The exceptional circumstances of Covid-19 last summer really exemplify the value of the flexibility and fully online mode of delivery of SLICCs. We had 150 first- and second-year students successfully complete their SLICC for 20 academic credits at SCQF Level 8. The variety of experiences undertaken was striking from multiple aspects, including the incredible range of topics and subjects, but particularly the interdisciplinarity – applying their blossoming disciplinary understanding in an interdisciplinary way. Summer SLICCs increase students’ motivation and ability to get the best from these experiences, supported by their university, and valued and recognised through the award of academic credit.
We would agree with Cathy Bovill, in her introduction to the theme for this month, that co-creation in the curriculum IS indeed disruptive, but it motivates, engages, and is highly rewarding for our students (and indeed our staff – please ask around and speak to someone who has been a SLICC tutor!).
We’ve seen SLICCs grow from strength-to-strength, and respond flexibly and rapidly to changing circumstances.

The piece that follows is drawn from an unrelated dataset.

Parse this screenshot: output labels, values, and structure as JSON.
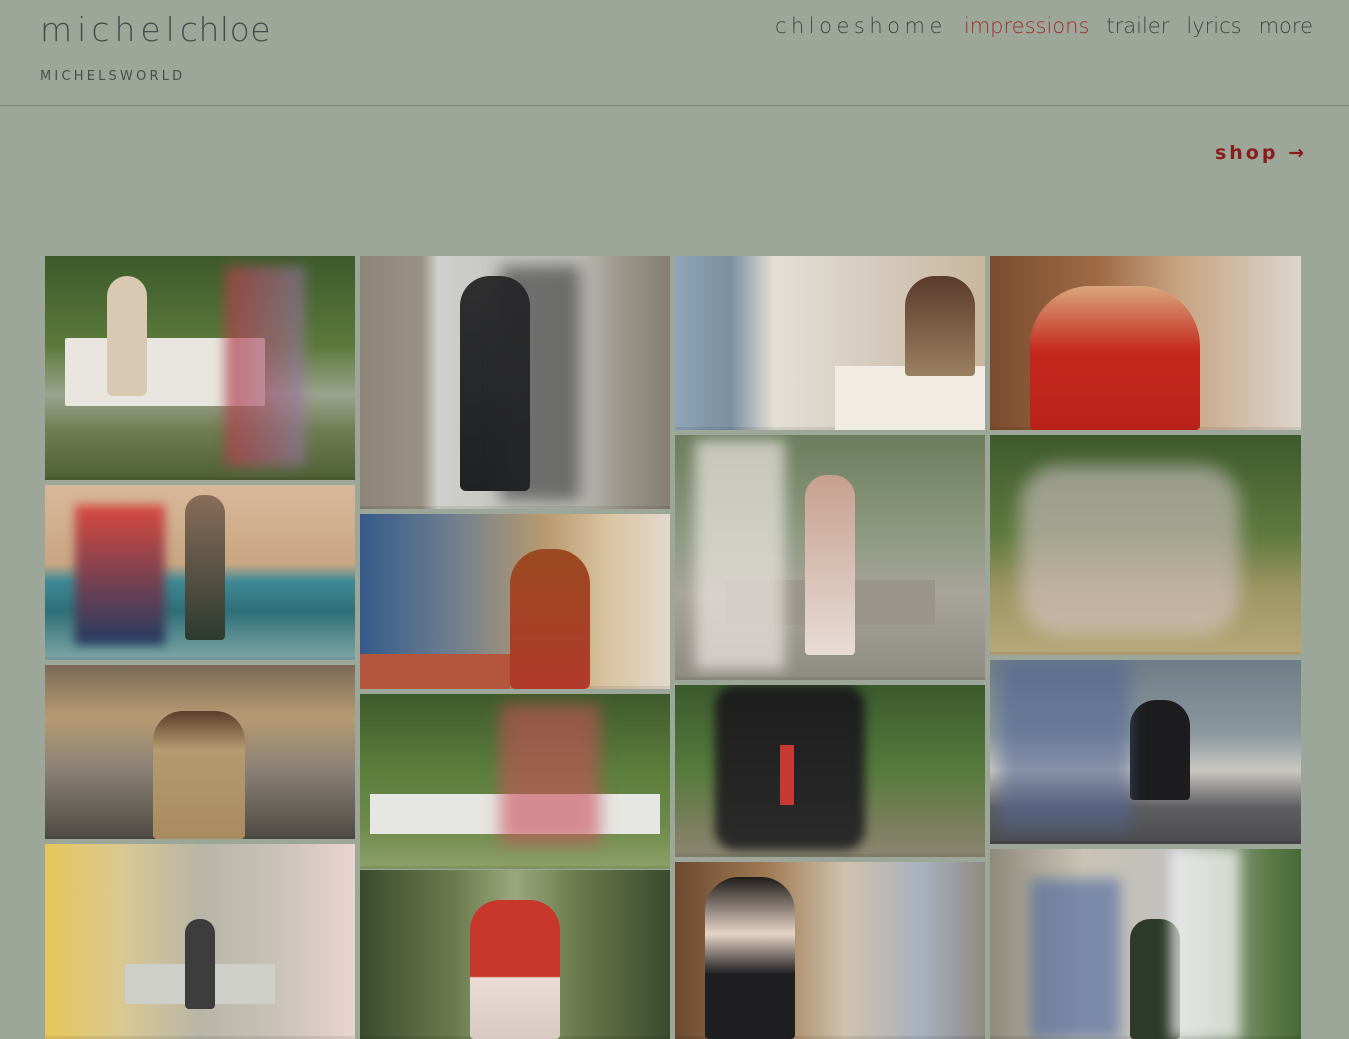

Students from every school have taken part, and last year students from all bar three schools completed a Summer SLICC. We’re not sure if there has been a course that has concurrently had a student from every school complete it, but it will be interesting to see what happens this coming summer – a student representing every school, participating in the same year?
What is certain is that if we give them the opportunity, structure, and support, our students accomplish amazing things and will inspire us.
Simon Riley is Professor of Student Experiential Learning, and Director of Teaching for the Deanery of Clinical Sciences in Edinburgh Medical School. This work to develop SLICCs institution-wide has been supported by his secondment to the Institute for Academic Development.
Dr Gavin McCabe leads the Employability Consultancy in the Careers Service. The team supports institutional strategy and initiatives relating to students’ employability, development and graduate attributes, as well as fostering associated local-level activities and enhancements.
Claire works in the Careers Service’s Employability Consultancy and is responsible for supporting a variety of projects and initiatives that the Consultancy manages, in particular the Student-Led, Individually-Created Courses (SLICCs) and the Edinburgh Award. Claire is the lead administrator for the SLICCs and works closely with the SLICC Team to develop the summer course each year.